PhD candidate, The New School for Social Research
Expected completion: Spring 2014
Curriculum Vitae (PDF)
"To Pay or to Protest: Consent and Resistance to Social Housing Debt in Chile"
Areas of Expertise
Political Sociology, Urban and Labor Movements, Class and Inequality, Social Theory.
My research focuses on how political and class subjectivities are produced and how these subjectivities relate to political and economic action that reproduces or challenges inequality, especially (but not only) in Latin America. I use qualitative, historical, and qualitative methods to address these questions.
My dissertation is an ethnography of low-income housing debtors in Chile, some of whom have sustained a six-year mortgage strike demanding that the state cancel their debt, while others continue to pay in spite of a moratorium on foreclosures. I explain how debtors’ motivations to consent or resist debt payment are produced in their lived experience by comparing debtors with different behaviors in a similar situation in a Santiago housing development.
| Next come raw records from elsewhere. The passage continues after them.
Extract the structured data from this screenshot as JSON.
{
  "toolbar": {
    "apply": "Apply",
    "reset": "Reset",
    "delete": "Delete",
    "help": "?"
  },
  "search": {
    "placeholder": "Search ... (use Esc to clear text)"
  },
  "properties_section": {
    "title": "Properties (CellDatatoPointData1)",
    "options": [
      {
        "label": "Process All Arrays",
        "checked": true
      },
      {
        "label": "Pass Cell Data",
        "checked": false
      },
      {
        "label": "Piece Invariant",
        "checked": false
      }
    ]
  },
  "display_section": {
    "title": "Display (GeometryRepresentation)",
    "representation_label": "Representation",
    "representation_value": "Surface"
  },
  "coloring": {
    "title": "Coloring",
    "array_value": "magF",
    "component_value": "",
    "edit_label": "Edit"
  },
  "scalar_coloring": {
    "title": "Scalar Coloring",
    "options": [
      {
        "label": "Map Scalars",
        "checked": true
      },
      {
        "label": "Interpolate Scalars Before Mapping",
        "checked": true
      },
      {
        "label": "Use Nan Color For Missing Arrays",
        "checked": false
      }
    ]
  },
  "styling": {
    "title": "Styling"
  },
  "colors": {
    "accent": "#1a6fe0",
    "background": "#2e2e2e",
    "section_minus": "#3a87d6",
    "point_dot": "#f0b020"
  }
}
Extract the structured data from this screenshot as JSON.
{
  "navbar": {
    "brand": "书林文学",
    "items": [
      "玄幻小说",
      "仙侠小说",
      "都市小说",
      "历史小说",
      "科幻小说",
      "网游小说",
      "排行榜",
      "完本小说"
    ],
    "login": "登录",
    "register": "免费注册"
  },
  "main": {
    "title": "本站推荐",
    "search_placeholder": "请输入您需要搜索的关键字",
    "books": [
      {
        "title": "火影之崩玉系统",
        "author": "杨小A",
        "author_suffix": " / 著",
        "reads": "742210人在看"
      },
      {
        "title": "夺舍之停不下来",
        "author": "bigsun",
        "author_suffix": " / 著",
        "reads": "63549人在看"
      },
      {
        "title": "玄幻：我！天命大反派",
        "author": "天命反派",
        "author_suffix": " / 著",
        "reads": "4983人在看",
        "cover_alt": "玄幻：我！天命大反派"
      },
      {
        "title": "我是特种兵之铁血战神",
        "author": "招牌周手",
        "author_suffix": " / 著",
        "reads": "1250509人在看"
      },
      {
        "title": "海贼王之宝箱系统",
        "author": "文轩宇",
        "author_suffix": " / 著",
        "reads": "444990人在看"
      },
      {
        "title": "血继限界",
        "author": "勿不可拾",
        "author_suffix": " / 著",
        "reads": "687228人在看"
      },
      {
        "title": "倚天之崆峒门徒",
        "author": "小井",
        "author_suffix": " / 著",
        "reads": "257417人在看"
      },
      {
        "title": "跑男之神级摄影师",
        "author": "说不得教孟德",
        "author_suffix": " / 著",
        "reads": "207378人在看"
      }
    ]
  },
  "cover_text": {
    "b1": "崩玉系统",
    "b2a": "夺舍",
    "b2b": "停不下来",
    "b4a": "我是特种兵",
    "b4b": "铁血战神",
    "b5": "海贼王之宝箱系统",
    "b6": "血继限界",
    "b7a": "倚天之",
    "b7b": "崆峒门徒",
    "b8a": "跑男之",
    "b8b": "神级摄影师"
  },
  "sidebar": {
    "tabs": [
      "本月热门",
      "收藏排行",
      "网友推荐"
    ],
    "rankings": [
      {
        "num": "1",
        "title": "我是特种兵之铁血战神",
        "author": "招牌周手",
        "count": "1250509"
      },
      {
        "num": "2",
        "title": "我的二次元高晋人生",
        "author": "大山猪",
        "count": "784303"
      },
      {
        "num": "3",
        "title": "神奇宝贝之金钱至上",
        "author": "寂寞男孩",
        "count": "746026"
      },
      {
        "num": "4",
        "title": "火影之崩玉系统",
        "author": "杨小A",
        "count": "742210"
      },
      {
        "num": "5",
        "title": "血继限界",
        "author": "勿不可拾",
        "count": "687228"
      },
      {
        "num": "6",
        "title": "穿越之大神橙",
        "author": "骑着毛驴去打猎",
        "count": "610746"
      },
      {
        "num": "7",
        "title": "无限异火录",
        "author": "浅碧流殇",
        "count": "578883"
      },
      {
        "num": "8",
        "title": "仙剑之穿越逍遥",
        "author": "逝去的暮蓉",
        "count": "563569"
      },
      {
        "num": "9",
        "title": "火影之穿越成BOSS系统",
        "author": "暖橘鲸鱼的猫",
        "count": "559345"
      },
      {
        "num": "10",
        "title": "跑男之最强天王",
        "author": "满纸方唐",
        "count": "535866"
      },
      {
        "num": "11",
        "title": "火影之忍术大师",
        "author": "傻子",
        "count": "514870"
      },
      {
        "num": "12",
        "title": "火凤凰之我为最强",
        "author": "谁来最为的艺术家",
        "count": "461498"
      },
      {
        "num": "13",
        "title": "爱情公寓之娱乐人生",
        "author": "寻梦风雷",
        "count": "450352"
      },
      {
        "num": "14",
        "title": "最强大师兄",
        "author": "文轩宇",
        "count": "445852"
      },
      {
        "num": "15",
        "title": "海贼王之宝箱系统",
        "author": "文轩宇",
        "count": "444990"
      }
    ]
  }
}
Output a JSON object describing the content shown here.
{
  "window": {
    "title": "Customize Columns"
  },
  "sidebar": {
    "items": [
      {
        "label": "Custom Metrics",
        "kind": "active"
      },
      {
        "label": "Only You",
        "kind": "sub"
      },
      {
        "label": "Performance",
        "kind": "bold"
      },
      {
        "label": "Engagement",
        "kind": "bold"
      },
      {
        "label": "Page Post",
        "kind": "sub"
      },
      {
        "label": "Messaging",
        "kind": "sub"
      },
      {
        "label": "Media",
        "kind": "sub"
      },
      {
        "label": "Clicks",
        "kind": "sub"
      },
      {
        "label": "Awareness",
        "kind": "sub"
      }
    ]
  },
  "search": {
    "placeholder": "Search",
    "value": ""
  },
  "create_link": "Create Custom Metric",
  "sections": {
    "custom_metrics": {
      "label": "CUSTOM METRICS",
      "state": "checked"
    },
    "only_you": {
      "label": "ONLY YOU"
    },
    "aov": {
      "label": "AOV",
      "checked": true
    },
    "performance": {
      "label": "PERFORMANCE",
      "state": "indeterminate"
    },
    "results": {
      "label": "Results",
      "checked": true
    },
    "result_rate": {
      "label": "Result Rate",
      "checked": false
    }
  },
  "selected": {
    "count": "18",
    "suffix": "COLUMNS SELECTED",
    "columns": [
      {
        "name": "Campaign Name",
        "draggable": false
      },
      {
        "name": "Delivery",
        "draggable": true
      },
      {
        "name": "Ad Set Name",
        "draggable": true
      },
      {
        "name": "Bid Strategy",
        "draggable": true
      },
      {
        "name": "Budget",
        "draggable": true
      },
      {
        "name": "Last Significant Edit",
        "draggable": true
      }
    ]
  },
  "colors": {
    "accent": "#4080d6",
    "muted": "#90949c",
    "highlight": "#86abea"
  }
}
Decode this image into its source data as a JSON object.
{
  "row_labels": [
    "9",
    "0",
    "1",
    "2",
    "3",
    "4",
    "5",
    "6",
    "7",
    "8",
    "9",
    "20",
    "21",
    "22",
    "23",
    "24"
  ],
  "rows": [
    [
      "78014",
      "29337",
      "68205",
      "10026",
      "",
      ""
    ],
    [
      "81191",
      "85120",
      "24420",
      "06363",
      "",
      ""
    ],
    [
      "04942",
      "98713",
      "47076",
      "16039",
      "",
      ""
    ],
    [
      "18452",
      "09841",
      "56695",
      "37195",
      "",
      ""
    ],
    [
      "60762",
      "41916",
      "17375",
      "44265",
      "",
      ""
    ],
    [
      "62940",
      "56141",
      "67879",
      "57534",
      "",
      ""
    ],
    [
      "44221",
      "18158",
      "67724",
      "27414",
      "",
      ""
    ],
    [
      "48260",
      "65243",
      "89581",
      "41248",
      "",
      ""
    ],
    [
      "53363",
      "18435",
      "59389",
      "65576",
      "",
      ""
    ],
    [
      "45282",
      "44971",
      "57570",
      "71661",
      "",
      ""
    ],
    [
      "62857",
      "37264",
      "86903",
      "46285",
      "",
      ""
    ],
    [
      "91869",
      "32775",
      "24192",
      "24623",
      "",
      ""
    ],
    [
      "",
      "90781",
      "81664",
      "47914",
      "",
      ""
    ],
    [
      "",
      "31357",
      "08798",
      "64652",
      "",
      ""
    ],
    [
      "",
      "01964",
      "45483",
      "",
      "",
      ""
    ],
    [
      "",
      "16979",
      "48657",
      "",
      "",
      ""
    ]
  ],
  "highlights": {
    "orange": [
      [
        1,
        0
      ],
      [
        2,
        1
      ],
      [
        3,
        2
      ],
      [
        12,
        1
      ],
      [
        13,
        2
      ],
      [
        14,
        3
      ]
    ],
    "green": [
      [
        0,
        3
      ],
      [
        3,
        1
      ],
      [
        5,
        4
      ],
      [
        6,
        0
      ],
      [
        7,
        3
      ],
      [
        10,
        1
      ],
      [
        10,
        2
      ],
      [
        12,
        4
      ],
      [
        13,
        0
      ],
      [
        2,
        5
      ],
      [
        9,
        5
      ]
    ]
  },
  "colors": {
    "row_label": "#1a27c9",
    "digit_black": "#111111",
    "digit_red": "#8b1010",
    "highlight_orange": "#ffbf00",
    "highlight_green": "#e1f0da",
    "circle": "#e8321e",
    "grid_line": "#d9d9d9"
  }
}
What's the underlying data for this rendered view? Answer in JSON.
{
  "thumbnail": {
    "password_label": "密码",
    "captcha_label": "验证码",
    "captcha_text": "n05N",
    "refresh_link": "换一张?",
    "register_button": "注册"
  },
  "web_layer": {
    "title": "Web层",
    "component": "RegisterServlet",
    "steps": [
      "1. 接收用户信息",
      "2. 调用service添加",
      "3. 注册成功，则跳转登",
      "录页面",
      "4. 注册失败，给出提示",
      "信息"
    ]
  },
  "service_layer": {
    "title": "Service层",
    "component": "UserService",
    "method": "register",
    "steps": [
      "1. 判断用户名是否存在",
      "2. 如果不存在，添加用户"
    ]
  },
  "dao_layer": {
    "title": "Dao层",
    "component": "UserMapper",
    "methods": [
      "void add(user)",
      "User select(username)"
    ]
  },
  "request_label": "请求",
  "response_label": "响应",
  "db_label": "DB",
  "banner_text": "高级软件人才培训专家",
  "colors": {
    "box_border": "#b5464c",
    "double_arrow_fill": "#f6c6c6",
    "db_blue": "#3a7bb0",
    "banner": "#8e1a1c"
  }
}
I analyze how debtors negotiate meanings with the state, banks, and social movement organizations in various processes: the politicization of debt, making sense of misinformation and counter-information, maintaining or changing expectations, and normalizing or breaking the normalization of debt payment. I also discuss some challenges faced by debtors’ organizations: first, in relying on true and false incentives for members only, rather than on solidarity, to motivate participation; second, in pushing the movement to broaden the demands and embrace class-struggle politics in a context of scarce resources and pervasive political clientelism. I conclude with a “meso-cultural and motivated reasoning” explanation of consent and resistance: people do what they consider in their own interests, but the factual beliefs, expectations, emotions, justifications, and apparent choices change with group-level “meso cultures” and efforts to validate interpretations that provide hopes and feelings of agency—of course, affected by macro-level factors such as “macro culture” and material inducements by the state. Much of the state’s, SMOs’, and individuals’ agency lies in changing these group-level “meso cultures” and people's motivations for reaching certain conclusions in their reasoning.
Lecturer: “Political Sociology,” CUNY Hunter College, Sociology Department (Fall 2010); “Models of Conflict Mediation” and “Clinical Practice in Social Conflict Mediation,” Universidad de Chile, Sociology Department, Diploma in Social Conflict Mediation (Winter 2005-Summer 2006); “Leadership Styles, Participation, and Democracy in Social Organizations.” Universidad Academia de Humanismo Cristiano and Programa de Economía del Trabajo, Diploma in Formation of Local Development Leaders (Spring 2004).
Teaching Assistant: “Logic of Inquiry,” Prof. Rachel Sherman, New School for Social Research, Sociology Department (Fall 2011); “Quantitative Methods,” Prof. Richard Hendra, Milano The New School for Management and Urban Policy (Fall 2008); “Sociology,” Prof. Darío Rodríguez, Pontificia Universidad Católica de Chile, Sociology Department (Fall 2001-Fall 2004).
2013" Reasons and the Acceptance of the Authoritative Speech: An Empirically-Grounded Synthesis of Habermas and Bourdieu.” Sociological Theory 31(3): 267-289.
Forthcoming. “Substantive-Rational Authority: The Missing Fourth Pure Type in Weber’s Typology of Legitimate Domination.” Journal of Classical Sociology.
“‘Should I Trust the Bank or the Social Movement?’ Constraints to Counter-Framing and Debtors’ ‘Work’ to Believe Misinformation.” Manuscript being prepared for submission (based on dissertation chapter).
“Ideology and Movement Militancy against Partisan Allies: Evidence from Strikes in Post-Authoritarian Chile.” Under review.
Department of Sociology
The New School for Social Research
6 East 16th St, 9th floor
New York, NY 10003